USPS raises rates in effort to keep up with rising costs
USPS pushes back Intelligent Mail barcode implementation
The US Postal Service has announced several rate increases for its market-dominant products, which include First-Class Mail, Standard Mail, Periodicals, package services and special services. The increases are expected to take effect on May 12.
The USPS plans to increase prices for these products on an annual basis each May, according David Partenheimer, a USPS spokesman. “Smaller, predictable price changes will allow our business customers to better plan and budget for their mailings,” he said.
This will avoid the problems caused by the old pricing system, where several years went by without a price change and then some mailers were hit with a big increase. “We're moving toward the industry standard. Most shipping companies adjust their prices every year,” Partenheimer noted.
According to the Postal Accountability and Enhancement Act, the average price increase per class can not exceed the Consumer Price Index. However, prices can vary within a class. As of January 16, the price cap for market-dominant products is 2.9%, according to the Postal Regulatory Commission. Overall, First-Class mail will increase by 2.889%, Standard Mail by 2.875%, Periodicals by 2.710%, package services by 2.876% and special services by 2.848%.
In the Standard Mail category, parcels and non-flat machinables will see the largest percentage cost increase at 9.66%. Standard Mail letters will increase by 3.39%; flats by 0.86%; high density and saturation letters by 1.66%; high density and saturation flats and parcels by 2.09% and carrier route letters, flats and parcels by 2.99%.
Hamilton Davison, executive director of the American Catalog Mailers Association, applauded the announcement in a statement. “It is a strong signal that the USPS recognizes the economic distress in the catalog industry,” he said. “We had a huge rate increase last year and catalogers have been struggling since.”
Although the law only requires 45 days notice, the USPS said that it will provide 90 days notice before the price changes go into effect. “Mailers can always expect an announcement around February for prices to change each year,” Partenheimer said.

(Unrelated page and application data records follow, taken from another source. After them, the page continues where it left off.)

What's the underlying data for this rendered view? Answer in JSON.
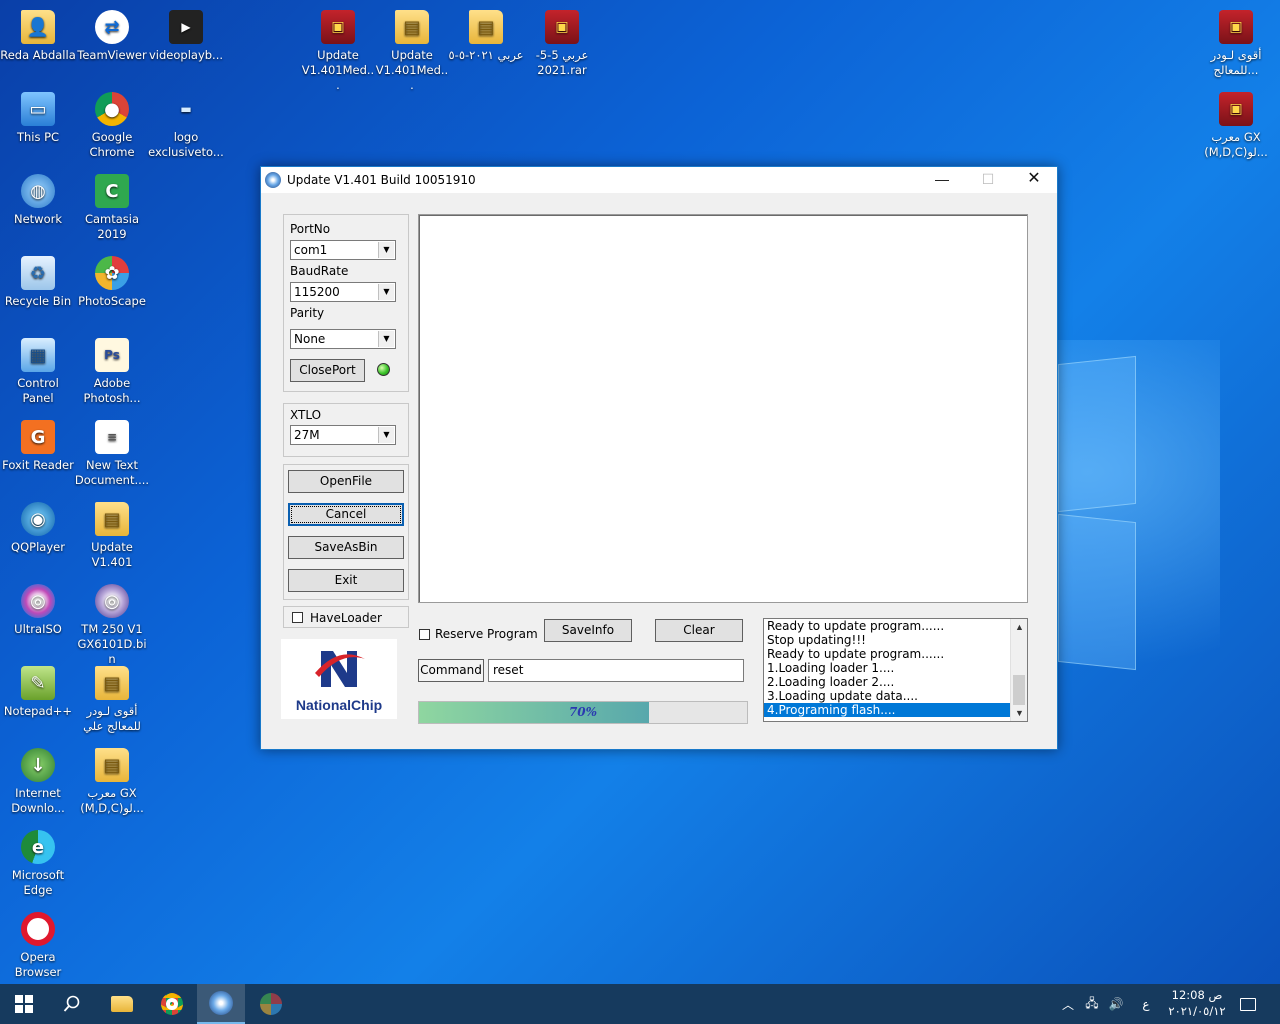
{
  "desktop": {
    "icons": [
      {
        "label": "Reda Abdalla",
        "glyph": "👤",
        "kind": "folder"
      },
      {
        "label": "TeamViewer",
        "glyph": "⇄",
        "kind": "tv"
      },
      {
        "label": "videoplayb...",
        "glyph": "▶",
        "kind": "video"
      },
      {
        "label": "This PC",
        "glyph": "▭",
        "kind": "pc"
      },
      {
        "label": "Google Chrome",
        "glyph": "●",
        "kind": "chrome"
      },
      {
        "label": "logo exclusiveto...",
        "glyph": "▬",
        "kind": "logo"
      },
      {
        "label": "Network",
        "glyph": "◍",
        "kind": "net"
      },
      {
        "label": "Camtasia 2019",
        "glyph": "C",
        "kind": "camtasia"
      },
      {
        "label": "Recycle Bin",
        "glyph": "♻",
        "kind": "bin"
      },
      {
        "label": "PhotoScape",
        "glyph": "✿",
        "kind": "photoscape"
      },
      {
        "label": "Control Panel",
        "glyph": "▦",
        "kind": "cpanel"
      },
      {
        "label": "Adobe Photosh...",
        "glyph": "Ps",
        "kind": "ps"
      },
      {
        "label": "Foxit Reader",
        "glyph": "G",
        "kind": "foxit"
      },
      {
        "label": "New Text Document....",
        "glyph": "≡",
        "kind": "txt"
      },
      {
        "label": "QQPlayer",
        "glyph": "◉",
        "kind": "qq"
      },
      {
        "label": "Update V1.401",
        "glyph": "▤",
        "kind": "folder"
      },
      {
        "label": "UltraISO",
        "glyph": "◎",
        "kind": "ultra"
      },
      {
        "label": "TM 250 V1 GX6101D.bin",
        "glyph": "◎",
        "kind": "disc"
      },
      {
        "label": "Notepad++",
        "glyph": "✎",
        "kind": "npp"
      },
      {
        "label": "أقوى لـودر للمعالج علي",
        "glyph": "▤",
        "kind": "folder"
      },
      {
        "label": "Internet Downlo...",
        "glyph": "↓",
        "kind": "idm"
      },
      {
        "label": "معرب GX (M,D,C)لو...",
        "glyph": "▤",
        "kind": "folder"
      },
      {
        "label": "Microsoft Edge",
        "glyph": "e",
        "kind": "edge"
      },
      {
        "label": "Opera Browser",
        "glyph": "",
        "kind": "opera"
      },
      {
        "label": "Update V1.401Med...",
        "glyph": "▣",
        "kind": "rar"
      },
      {
        "label": "Update V1.401Med...",
        "glyph": "▤",
        "kind": "folder"
      },
      {
        "label": "عربي ٢٠٢١-٥-٥",
        "glyph": "▤",
        "kind": "folder"
      },
      {
        "label": "عربي 5-5-2021.rar",
        "glyph": "▣",
        "kind": "rar"
      },
      {
        "label": "أقوى لـودر للمعالج...",
        "glyph": "▣",
        "kind": "rar"
      },
      {
        "label": "معرب GX (M,D,C)لو...",
        "glyph": "▣",
        "kind": "rar"
      }
    ]
  },
  "window": {
    "title": "Update V1.401 Build 10051910",
    "controls": {
      "minimize": "—",
      "maximize": "☐",
      "close": "✕"
    },
    "port": {
      "portno_label": "PortNo",
      "portno_value": "com1",
      "baud_label": "BaudRate",
      "baud_value": "115200",
      "parity_label": "Parity",
      "parity_value": "None",
      "closeport_label": "ClosePort",
      "status_color": "#3bc42a"
    },
    "xtlo": {
      "label": "XTLO",
      "value": "27M"
    },
    "buttons": {
      "openfile": "OpenFile",
      "cancel": "Cancel",
      "saveasbin": "SaveAsBin",
      "exit": "Exit"
    },
    "haveloader_label": "HaveLoader",
    "logo_text": "NationalChip",
    "reserve_label": "Reserve Program",
    "saveinfo_label": "SaveInfo",
    "clear_label": "Clear",
    "command_label": "Command",
    "command_value": "reset",
    "progress": {
      "percent": 70,
      "text": "70%"
    },
    "log": [
      "Ready to update program......",
      "Stop updating!!!",
      "Ready to update program......",
      "1.Loading loader 1....",
      "2.Loading loader 2....",
      "3.Loading update data....",
      "4.Programing flash...."
    ],
    "log_selected_index": 6
  },
  "taskbar": {
    "clock_time": "12:08 ص",
    "clock_date": "٢٠٢١/٠٥/١٢",
    "lang": "ع"
  },
  "colors": {
    "accent": "#0078d7",
    "taskbar": "#163a5e"
  }
}
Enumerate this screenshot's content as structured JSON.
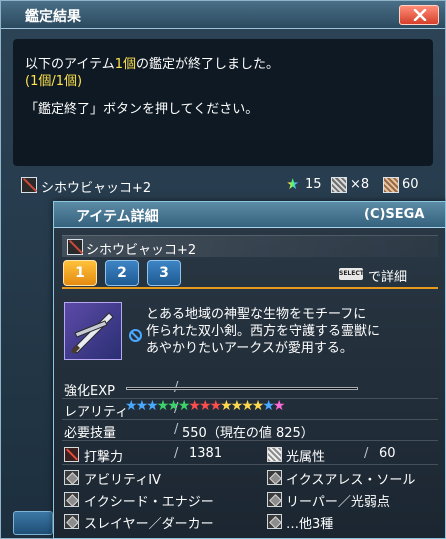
{
  "dialog": {
    "title": "鑑定結果",
    "message_prefix": "以下のアイテム",
    "message_count": "1個",
    "message_suffix": "の鑑定が終了しました。",
    "progress": "(1個/1個)",
    "instruction": "「鑑定終了」ボタンを押してください。"
  },
  "result": {
    "item_name": "シホウビャッコ+2",
    "rarity": "15",
    "unit_slots": "×8",
    "fix_value": "60"
  },
  "detail": {
    "title": "アイテム詳細",
    "copyright": "(C)SEGA",
    "item_name": "シホウビャッコ+2",
    "tabs": [
      "1",
      "2",
      "3"
    ],
    "select_key": "SELECT",
    "select_hint": "で詳細",
    "description": [
      "とある地域の神聖な生物をモチーフに",
      "作られた双小剣。西方を守護する霊獣に",
      "あやかりたいアークスが愛用する。"
    ],
    "enhance_exp_label": "強化EXP",
    "rarity_label": "レアリティ",
    "rarity_stars": 15,
    "rarity_colors": [
      "#4aa8ff",
      "#4aa8ff",
      "#4aa8ff",
      "#3cd46a",
      "#3cd46a",
      "#3cd46a",
      "#ff4d4d",
      "#ff4d4d",
      "#ff4d4d",
      "#ffd94d",
      "#ffd94d",
      "#ffd94d",
      "#ffd94d",
      "#4aa8ff",
      "#ff6ad4"
    ],
    "requirement_label": "必要技量",
    "requirement_value": "550（現在の値 825）",
    "attack_label": "打撃力",
    "attack_value": "1381",
    "element_label": "光属性",
    "element_value": "60",
    "abilities": [
      "アビリティIV",
      "イクスアレス・ソール",
      "イクシード・エナジー",
      "リーパー／光弱点",
      "スレイヤー／ダーカー",
      "…他3種"
    ]
  }
}
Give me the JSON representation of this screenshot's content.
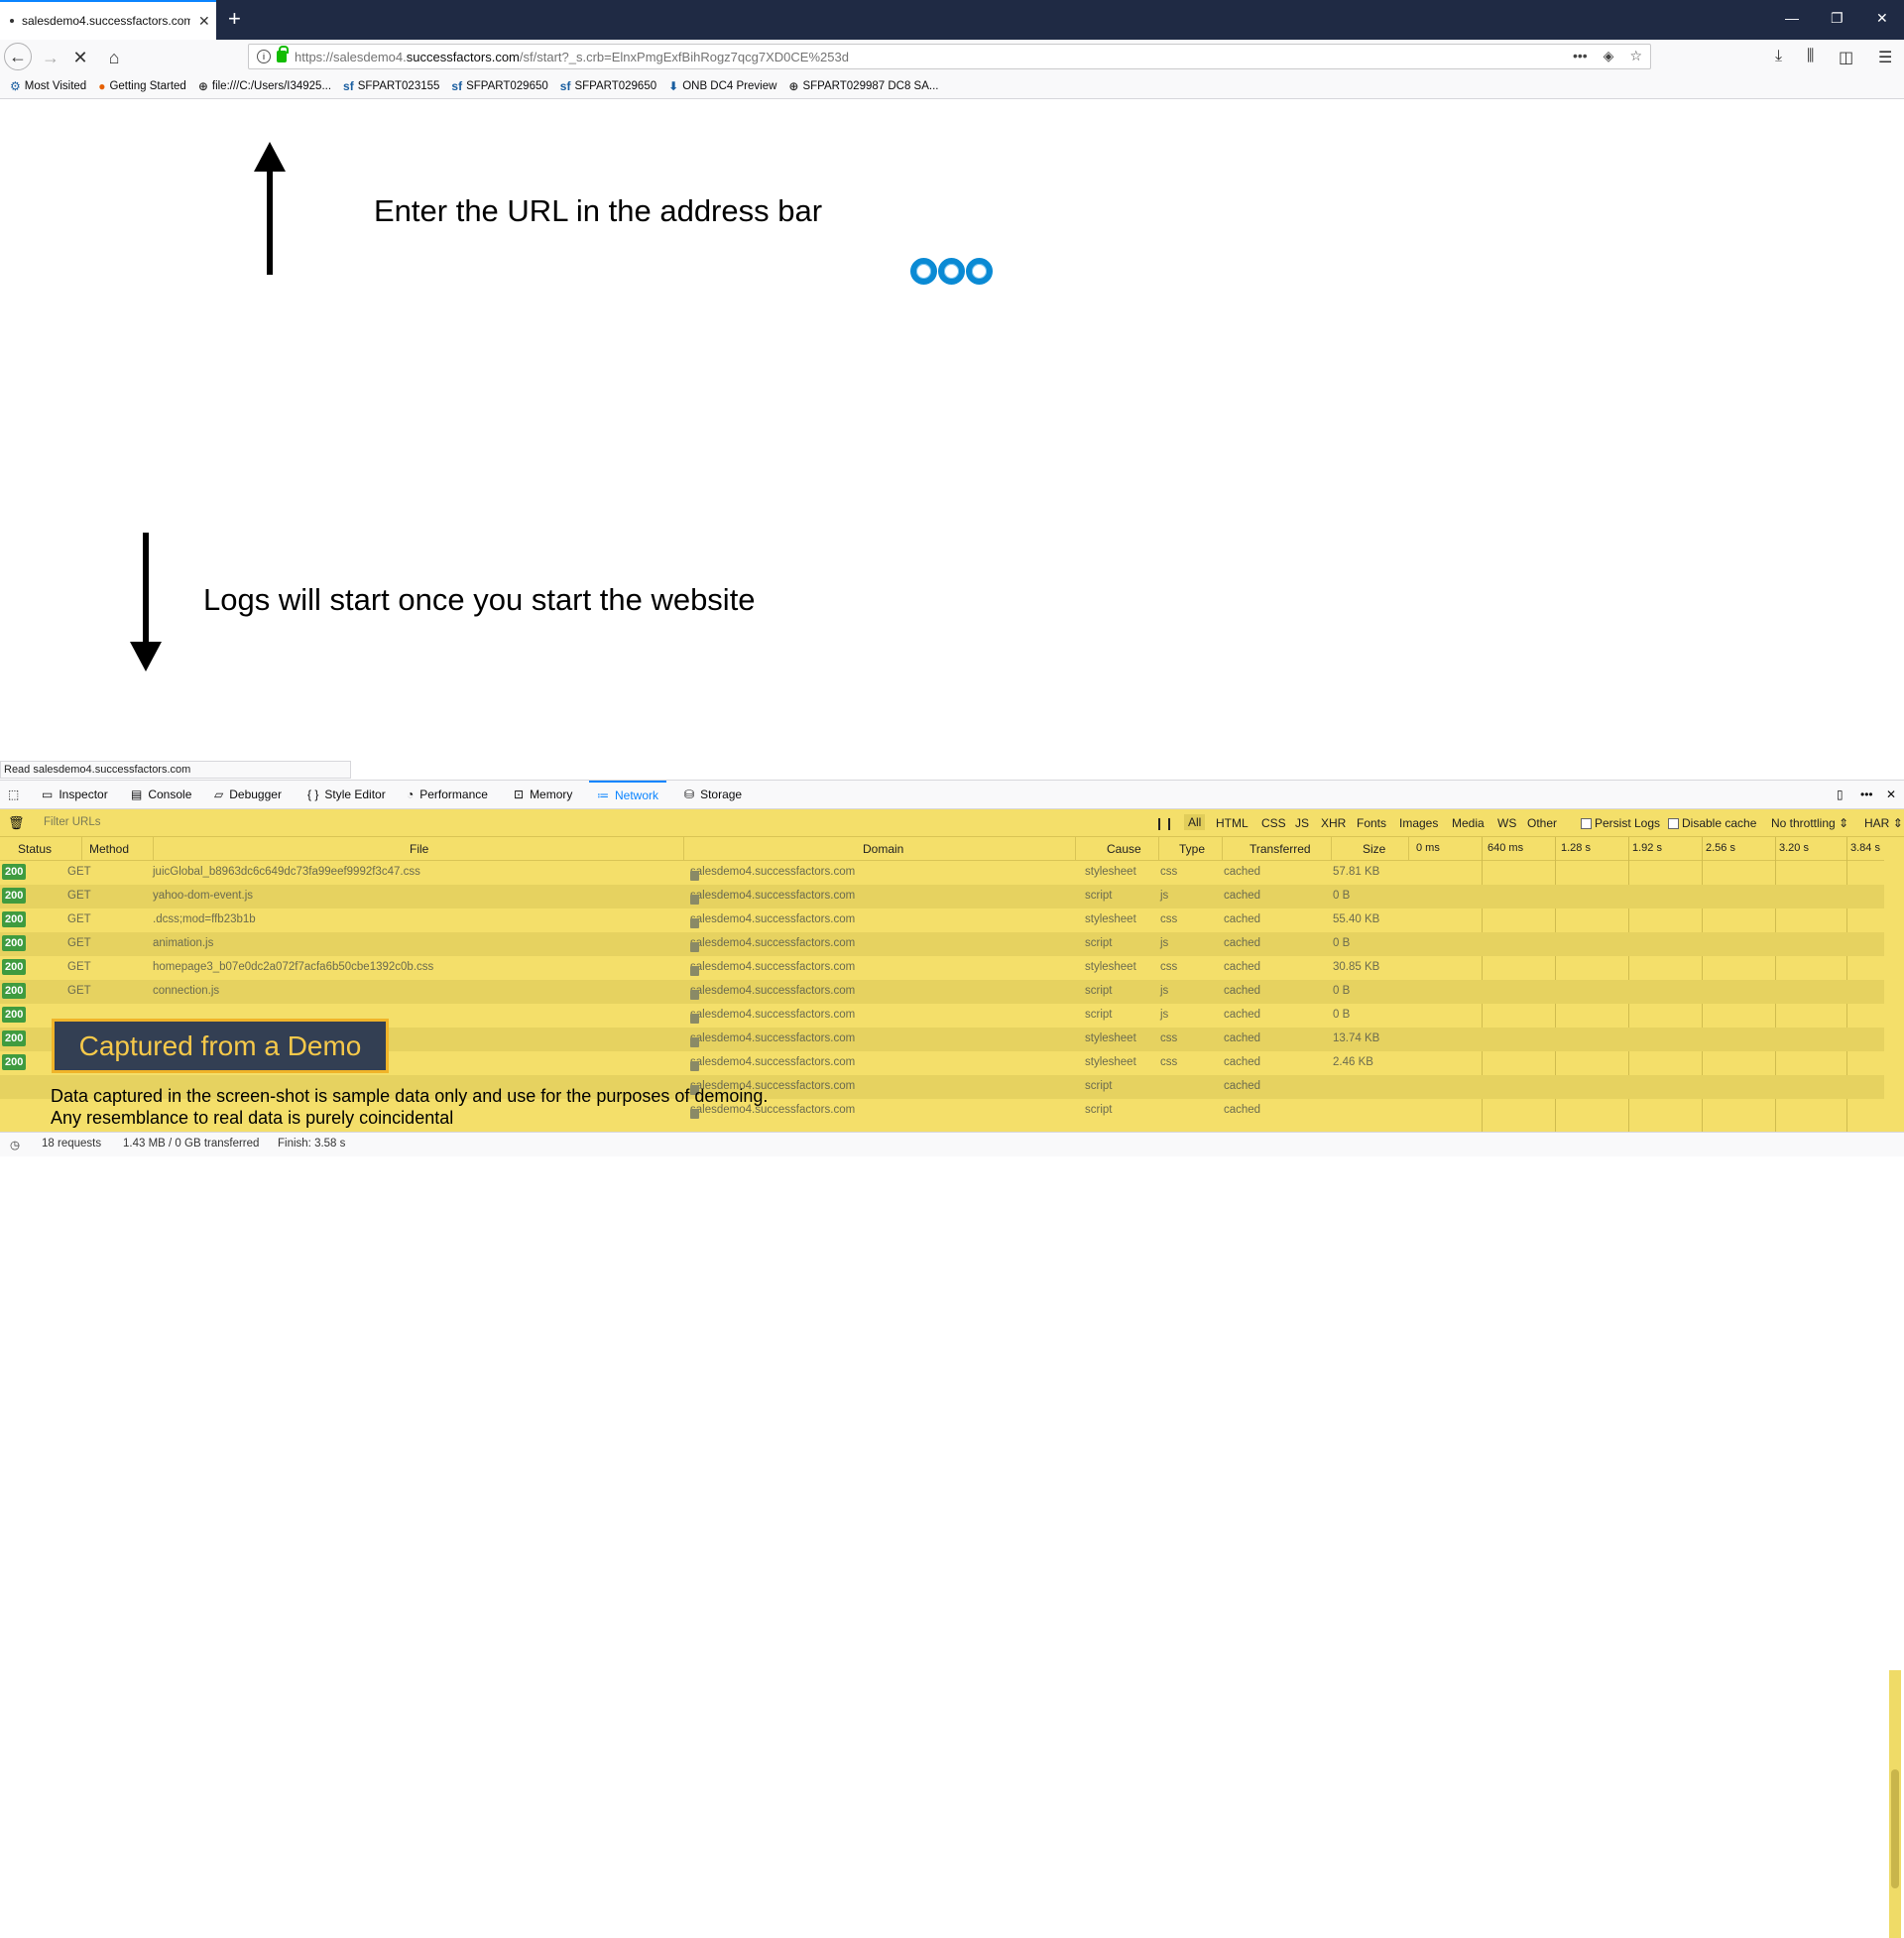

Until March 3, the PRC will be accepting public comment on whether the new rates are consistent with the requirements of the law. New prices for the USPS' competitive products, which include Express Mail and Priority Mail, will be announced in March.